Snow in Midsummer undeniably portrays a subjective Chinese perspective on the riots, largely failing to depict Malay characters and voices. Yet its strength is in its emotional and specific portrayal of the experience of trauma. Despite its lack of objectivity, Snow in Midsummer makes the case that we must speak about May 13, without worrying about finding the perfect words.

Chong’s film refutes accusations of ethnonationalism through its complex portrayal of Malaysian Chinese identity. It depicts the family at the centre of the film as worshipping a syncretic local religion, Datuk Gong, drawing on the director’s own family’s practice. Chong presents their rituals in opaquely atmospheric scenes that capture the sounds and objects of their worship without pausing to provide the viewer with explanations. His insistence on capturing the particularities of this family’s identity, even at the expense of legibility to the viewer, make clear the film’s focus on subjective and personally informed experience.
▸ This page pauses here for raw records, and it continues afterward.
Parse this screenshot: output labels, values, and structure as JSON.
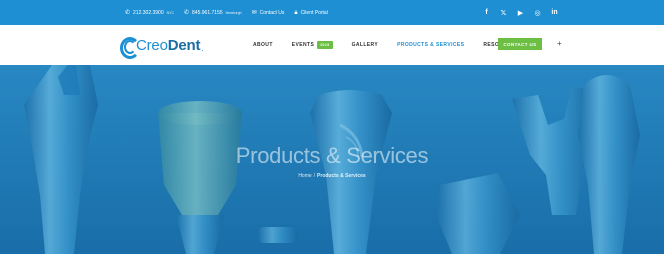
{
  "topbar": {
    "phone1": "212.302.3900",
    "phone1_tag": "NYC",
    "phone2": "845.961.7155",
    "phone2_tag": "Newburgh",
    "contact_us": "Contact Us",
    "client_portal": "Client Portal",
    "social": [
      {
        "icon": "facebook-icon",
        "glyph": "f"
      },
      {
        "icon": "twitter-icon",
        "glyph": "𝕏"
      },
      {
        "icon": "youtube-icon",
        "glyph": "▶"
      },
      {
        "icon": "instagram-icon",
        "glyph": "◎"
      },
      {
        "icon": "linkedin-icon",
        "glyph": "in"
      }
    ]
  },
  "header": {
    "logo_light": "Creo",
    "logo_bold": "Dent",
    "logo_dot": ".",
    "nav": [
      {
        "label": "ABOUT"
      },
      {
        "label": "EVENTS",
        "badge": "2019"
      },
      {
        "label": "GALLERY"
      },
      {
        "label": "PRODUCTS & SERVICES",
        "active": true
      },
      {
        "label": "RESOURCES"
      }
    ],
    "contact_button": "CONTACT US",
    "search_glyph": "+"
  },
  "hero": {
    "title": "Products & Services",
    "breadcrumb_home": "Home",
    "breadcrumb_sep": "/",
    "breadcrumb_current": "Products & Services"
  },
  "colors": {
    "brand_blue": "#1d8fd2",
    "accent_green": "#6cbf43",
    "hero_bg": "#1e7bb8"
  }
}
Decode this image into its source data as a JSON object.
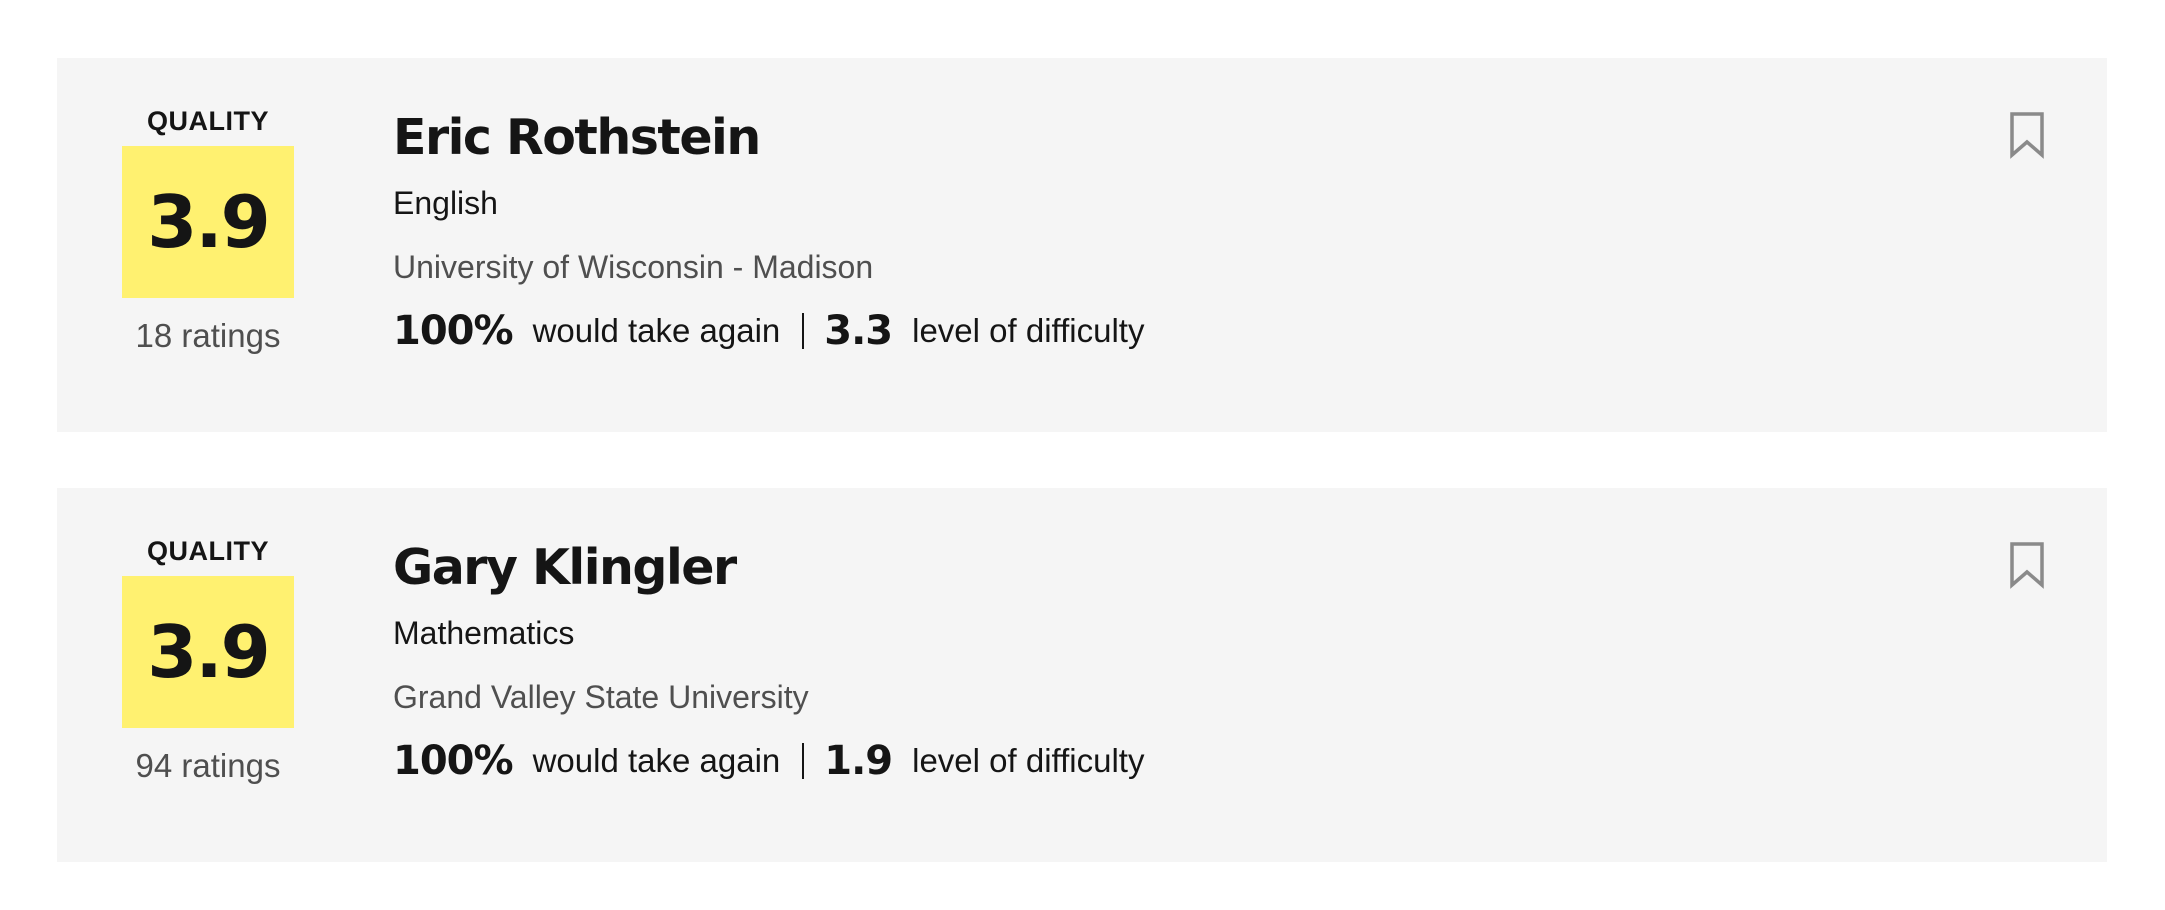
{
  "colors": {
    "card_background": "#f5f5f5",
    "quality_good": "#fff170",
    "text_primary": "#151515",
    "text_secondary": "#4f4f4f",
    "bookmark_stroke": "#8a8a8a"
  },
  "teachers": [
    {
      "quality_label": "QUALITY",
      "quality_score": "3.9",
      "num_ratings": "18 ratings",
      "name": "Eric Rothstein",
      "department": "English",
      "school": "University of Wisconsin - Madison",
      "would_take_again": "100%",
      "would_take_again_label": "would take again",
      "difficulty": "3.3",
      "difficulty_label": "level of difficulty",
      "bookmark_icon": "bookmark-outline-icon"
    },
    {
      "quality_label": "QUALITY",
      "quality_score": "3.9",
      "num_ratings": "94 ratings",
      "name": "Gary Klingler",
      "department": "Mathematics",
      "school": "Grand Valley State University",
      "would_take_again": "100%",
      "would_take_again_label": "would take again",
      "difficulty": "1.9",
      "difficulty_label": "level of difficulty",
      "bookmark_icon": "bookmark-outline-icon"
    }
  ]
}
In doing so, he shifts his narrative on the riots away from easy identifications based on race.

Snow in Midsummer’s emphasis on the subjective is supported by its reference to a myth about leprosy from the Malay Annals, a foundational work of Malay royal historiography. It tells the story of a king who has leprosy and can only be cured by drinking the footbath of the Malay sultan. In a stunning low-angled shot, Chong places the viewers below the surface of the footbath as the Sultan towers above them. The Sultan’s bare feet, thrust directly before the camera, produce a visceral sense of humiliation and disgust. As the Sultan sings about the Chinese king’s need to be humbled, the viewer is forced to drink the water alongside the king, partaking in his submission. The reference evokes instinctive feelings of aversion, allowing the viewer to affectively experience the trauma of the riots without claiming to provide objective representations of historical events. Through the motif, Chong provides an emotional window into the abstract political narratives about race that emerged after May 13. The Sultan’s accusation that the Chinese king is afraid of leprosy, a tropical disease, can be seen as an accusation of a fear of contamination by native society. Through the leprosy myth, Chong vividly expresses Malaysian Chinese emotions around post-riot narratives depicting immigrant Chinese as unwilling to assimilate.
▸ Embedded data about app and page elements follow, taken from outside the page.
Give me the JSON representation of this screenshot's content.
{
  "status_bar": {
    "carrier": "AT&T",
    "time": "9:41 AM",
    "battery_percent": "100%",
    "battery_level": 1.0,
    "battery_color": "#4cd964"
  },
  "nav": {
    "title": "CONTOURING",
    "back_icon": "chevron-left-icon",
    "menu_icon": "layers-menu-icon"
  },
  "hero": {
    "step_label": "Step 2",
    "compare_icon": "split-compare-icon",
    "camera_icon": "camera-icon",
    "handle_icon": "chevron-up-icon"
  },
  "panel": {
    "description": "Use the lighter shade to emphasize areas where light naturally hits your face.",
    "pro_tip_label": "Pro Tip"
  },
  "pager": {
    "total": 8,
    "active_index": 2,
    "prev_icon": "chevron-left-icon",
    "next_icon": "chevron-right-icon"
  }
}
This fear of leprosy resurfaces in the second half of the film as Ah Eng makes her way to a cemetery where riot victims were buried. Her taxi driver brings up the fact that the place used to be a leper hospital, telling her “I heard from the old folks that the Chinese are terrified of leprosy,” while glancing at her in the rear-view mirror. In this moment, it becomes clear that decades after the riots, stereotypes and segregation between ethnic communities persist to the modern day, going from the state level to being reproduced by ordinary citizens.
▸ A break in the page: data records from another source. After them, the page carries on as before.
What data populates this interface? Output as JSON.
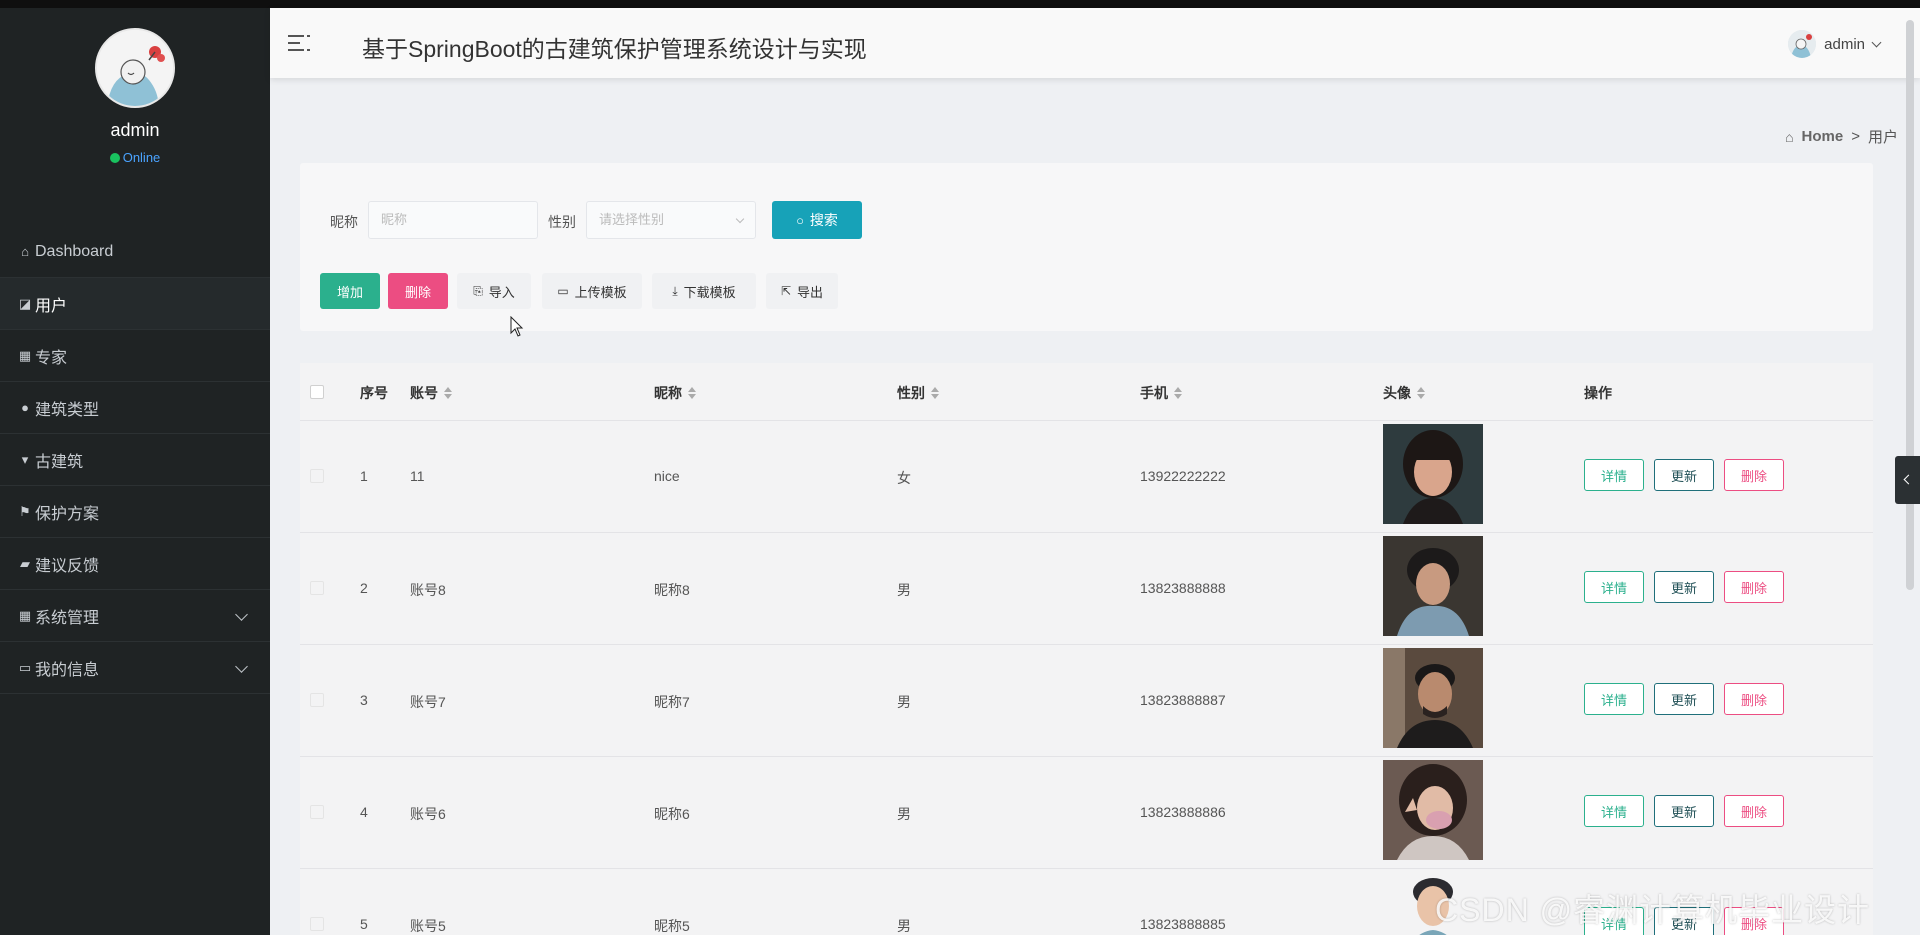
{
  "sidebar": {
    "username": "admin",
    "status": "Online",
    "items": [
      {
        "label": "Dashboard",
        "icon": "home-icon"
      },
      {
        "label": "用户",
        "icon": "chart-icon"
      },
      {
        "label": "专家",
        "icon": "grid-icon"
      },
      {
        "label": "建筑类型",
        "icon": "pin-icon"
      },
      {
        "label": "古建筑",
        "icon": "marker-icon"
      },
      {
        "label": "保护方案",
        "icon": "flag-icon"
      },
      {
        "label": "建议反馈",
        "icon": "thumb-icon"
      },
      {
        "label": "系统管理",
        "icon": "grid-icon"
      },
      {
        "label": "我的信息",
        "icon": "card-icon"
      }
    ]
  },
  "header": {
    "title": "基于SpringBoot的古建筑保护管理系统设计与实现",
    "user": "admin"
  },
  "breadcrumb": {
    "home": "Home",
    "sep": ">",
    "current": "用户"
  },
  "search": {
    "nickname_label": "昵称",
    "nickname_placeholder": "昵称",
    "gender_label": "性别",
    "gender_placeholder": "请选择性别",
    "search_button": "搜索"
  },
  "actions": {
    "add": "增加",
    "delete": "删除",
    "import": "导入",
    "upload_template": "上传模板",
    "download_template": "下载模板",
    "export": "导出"
  },
  "table": {
    "columns": {
      "index": "序号",
      "account": "账号",
      "nickname": "昵称",
      "gender": "性别",
      "phone": "手机",
      "avatar": "头像",
      "operation": "操作"
    },
    "rows": [
      {
        "index": "1",
        "account": "11",
        "nickname": "nice",
        "gender": "女",
        "phone": "13922222222"
      },
      {
        "index": "2",
        "account": "账号8",
        "nickname": "昵称8",
        "gender": "男",
        "phone": "13823888888"
      },
      {
        "index": "3",
        "account": "账号7",
        "nickname": "昵称7",
        "gender": "男",
        "phone": "13823888887"
      },
      {
        "index": "4",
        "account": "账号6",
        "nickname": "昵称6",
        "gender": "男",
        "phone": "13823888886"
      },
      {
        "index": "5",
        "account": "账号5",
        "nickname": "昵称5",
        "gender": "男",
        "phone": "13823888885"
      }
    ],
    "op_detail": "详情",
    "op_update": "更新",
    "op_delete": "删除"
  },
  "watermark": "CSDN @睿渊计算机毕业设计"
}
Yet, the film makes a strong case for sharing personal experiences of May 13 by depicting the gnawing impact of silence. Throughout the second half of the film, Ah Eng remains largely silent while searching for her father and brother’s graves. In a moving final scene, she runs into another mourner and her words begin pouring out as she openly and compulsively shares her story. The grief Ah Eng silently carries with her for five decades closely mirrors the continued taboo against speaking about May 13. Much like lepers were quarantined to prevent contagion to the larger population, the stories, and identities of those killed in the riots were buried by fear, along with the ability to talk about the riots at all.

While Snow in Midsummer presents a subjective perspective on the riots, it is the authenticity and emotional impact of this account that is the film’s strength. Only through breaking the silence and sharing our experiences, Snow in Midsummer seems to say, can healing begin.